What you should do »
From the records below, determine the number of lines containing "chart". Output that number alone.
[Opening Recorded information section]
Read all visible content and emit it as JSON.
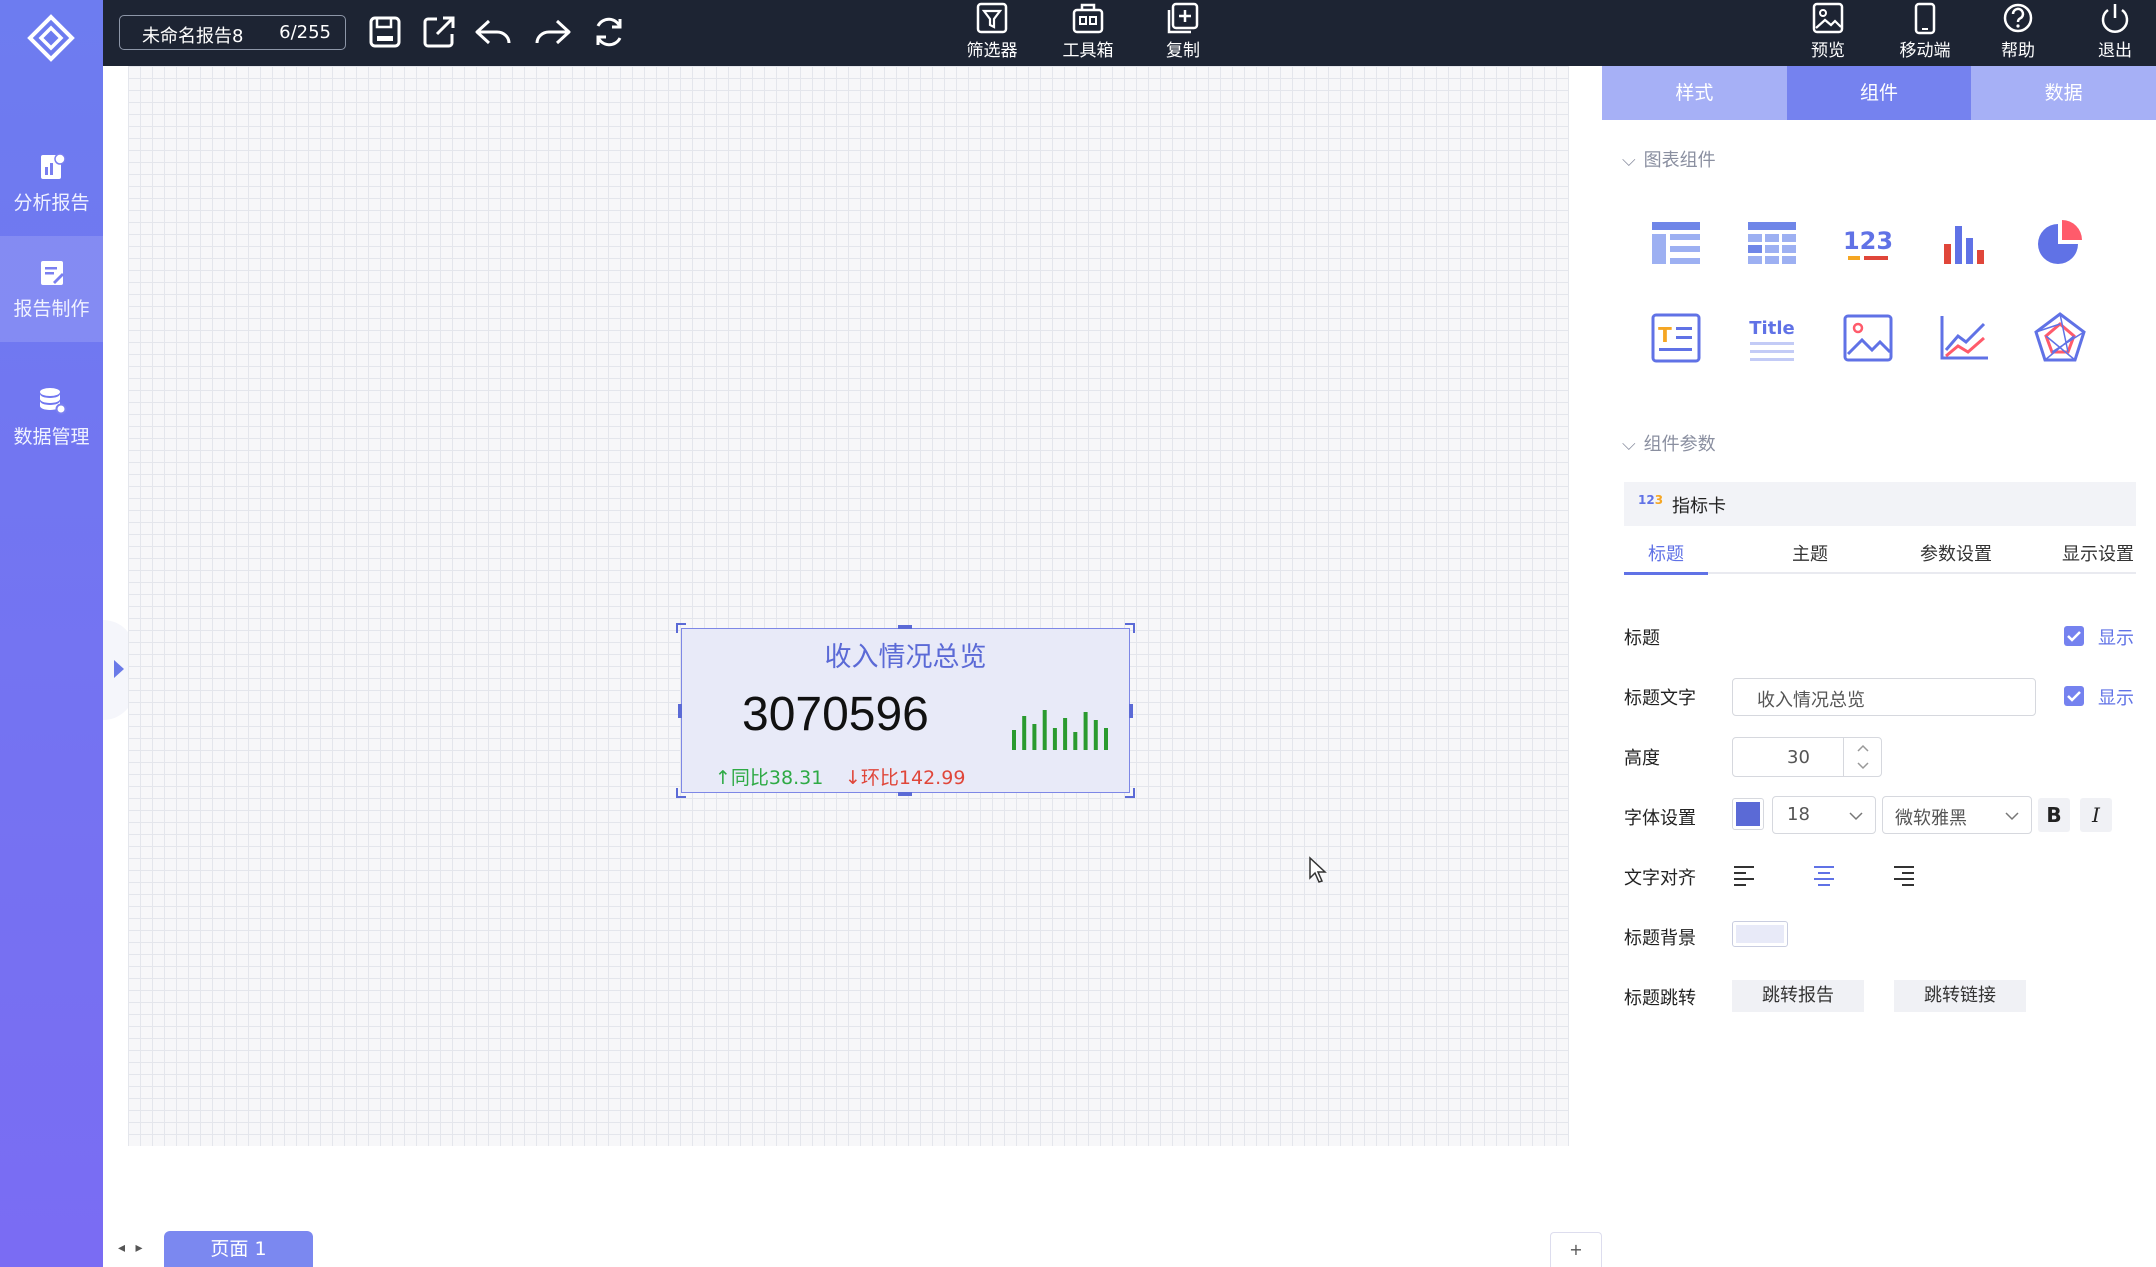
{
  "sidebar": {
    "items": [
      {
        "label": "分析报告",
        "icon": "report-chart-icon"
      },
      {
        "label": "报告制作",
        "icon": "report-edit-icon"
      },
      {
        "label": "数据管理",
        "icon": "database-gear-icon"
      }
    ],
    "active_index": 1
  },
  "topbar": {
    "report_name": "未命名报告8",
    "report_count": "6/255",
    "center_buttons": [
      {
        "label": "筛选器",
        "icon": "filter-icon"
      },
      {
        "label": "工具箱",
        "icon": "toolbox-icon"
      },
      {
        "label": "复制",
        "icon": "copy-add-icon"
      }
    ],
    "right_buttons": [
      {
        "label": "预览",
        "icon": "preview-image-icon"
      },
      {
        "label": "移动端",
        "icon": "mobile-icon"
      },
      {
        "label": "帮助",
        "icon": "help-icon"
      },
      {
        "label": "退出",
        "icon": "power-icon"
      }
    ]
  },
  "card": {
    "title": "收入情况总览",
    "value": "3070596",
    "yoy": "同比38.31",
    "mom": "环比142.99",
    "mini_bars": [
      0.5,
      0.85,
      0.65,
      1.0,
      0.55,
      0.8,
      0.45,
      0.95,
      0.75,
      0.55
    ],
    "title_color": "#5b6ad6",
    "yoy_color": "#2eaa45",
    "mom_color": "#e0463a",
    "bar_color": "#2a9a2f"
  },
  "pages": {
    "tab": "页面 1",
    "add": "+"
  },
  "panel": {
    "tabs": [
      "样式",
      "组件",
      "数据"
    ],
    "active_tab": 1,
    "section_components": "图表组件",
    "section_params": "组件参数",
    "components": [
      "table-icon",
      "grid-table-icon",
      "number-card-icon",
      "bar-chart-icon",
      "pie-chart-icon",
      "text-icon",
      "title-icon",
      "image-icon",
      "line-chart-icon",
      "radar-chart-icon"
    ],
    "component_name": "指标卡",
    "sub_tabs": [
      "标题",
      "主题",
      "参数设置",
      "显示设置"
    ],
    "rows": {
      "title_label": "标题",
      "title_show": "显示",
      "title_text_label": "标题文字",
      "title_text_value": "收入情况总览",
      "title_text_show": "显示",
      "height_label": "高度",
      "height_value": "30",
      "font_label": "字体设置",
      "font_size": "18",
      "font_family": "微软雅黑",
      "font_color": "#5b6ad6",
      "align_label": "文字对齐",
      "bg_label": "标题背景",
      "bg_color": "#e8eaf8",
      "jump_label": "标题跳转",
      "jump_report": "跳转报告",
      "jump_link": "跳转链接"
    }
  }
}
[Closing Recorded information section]
Result for this task »
5